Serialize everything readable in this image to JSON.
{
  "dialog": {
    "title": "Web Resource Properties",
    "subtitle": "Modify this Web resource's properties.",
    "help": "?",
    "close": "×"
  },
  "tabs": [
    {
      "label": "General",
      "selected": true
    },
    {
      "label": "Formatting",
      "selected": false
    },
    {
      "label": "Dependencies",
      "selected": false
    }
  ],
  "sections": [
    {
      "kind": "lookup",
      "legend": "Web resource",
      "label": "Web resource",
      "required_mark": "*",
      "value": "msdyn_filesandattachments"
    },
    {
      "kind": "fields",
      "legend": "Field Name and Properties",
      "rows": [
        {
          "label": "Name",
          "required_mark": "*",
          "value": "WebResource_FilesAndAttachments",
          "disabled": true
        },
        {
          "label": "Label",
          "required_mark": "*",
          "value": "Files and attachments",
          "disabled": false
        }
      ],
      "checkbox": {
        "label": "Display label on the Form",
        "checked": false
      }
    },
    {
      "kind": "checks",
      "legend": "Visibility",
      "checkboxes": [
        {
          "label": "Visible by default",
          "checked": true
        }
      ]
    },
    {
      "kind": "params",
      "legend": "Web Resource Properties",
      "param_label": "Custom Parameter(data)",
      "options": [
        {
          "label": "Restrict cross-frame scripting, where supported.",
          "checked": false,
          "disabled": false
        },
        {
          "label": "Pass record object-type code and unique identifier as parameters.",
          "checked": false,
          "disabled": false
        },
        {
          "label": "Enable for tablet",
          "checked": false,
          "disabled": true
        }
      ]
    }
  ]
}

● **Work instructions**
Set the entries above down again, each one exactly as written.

● **Answer to the exercise**
Serialize everything readable in this image to JSON.
{
  "dialog": {
    "title": "Web Resource Properties",
    "subtitle": "Modify this Web resource's properties.",
    "help": "?",
    "close": "×"
  },
  "tabs": [
    {
      "label": "General",
      "selected": true
    },
    {
      "label": "Formatting",
      "selected": false
    },
    {
      "label": "Dependencies",
      "selected": false
    }
  ],
  "sections": [
    {
      "kind": "lookup",
      "legend": "Web resource",
      "label": "Web resource",
      "required_mark": "*",
      "value": "msdyn_filesandattachments"
    },
    {
      "kind": "fields",
      "legend": "Field Name and Properties",
      "rows": [
        {
          "label": "Name",
          "required_mark": "*",
          "value": "WebResource_FilesAndAttachments",
          "disabled": true
        },
        {
          "label": "Label",
          "required_mark": "*",
          "value": "Files and attachments",
          "disabled": false
        }
      ],
      "checkbox": {
        "label": "Display label on the Form",
        "checked": false
      }
    },
    {
      "kind": "checks",
      "legend": "Visibility",
      "checkboxes": [
        {
          "label": "Visible by default",
          "checked": true
        }
      ]
    },
    {
      "kind": "params",
      "legend": "Web Resource Properties",
      "param_label": "Custom Parameter(data)",
      "options": [
        {
          "label": "Restrict cross-frame scripting, where supported.",
          "checked": false,
          "disabled": false
        },
        {
          "label": "Pass record object-type code and unique identifier as parameters.",
          "checked": false,
          "disabled": false
        },
        {
          "label": "Enable for tablet",
          "checked": false,
          "disabled": true
        }
      ]
    }
  ]
}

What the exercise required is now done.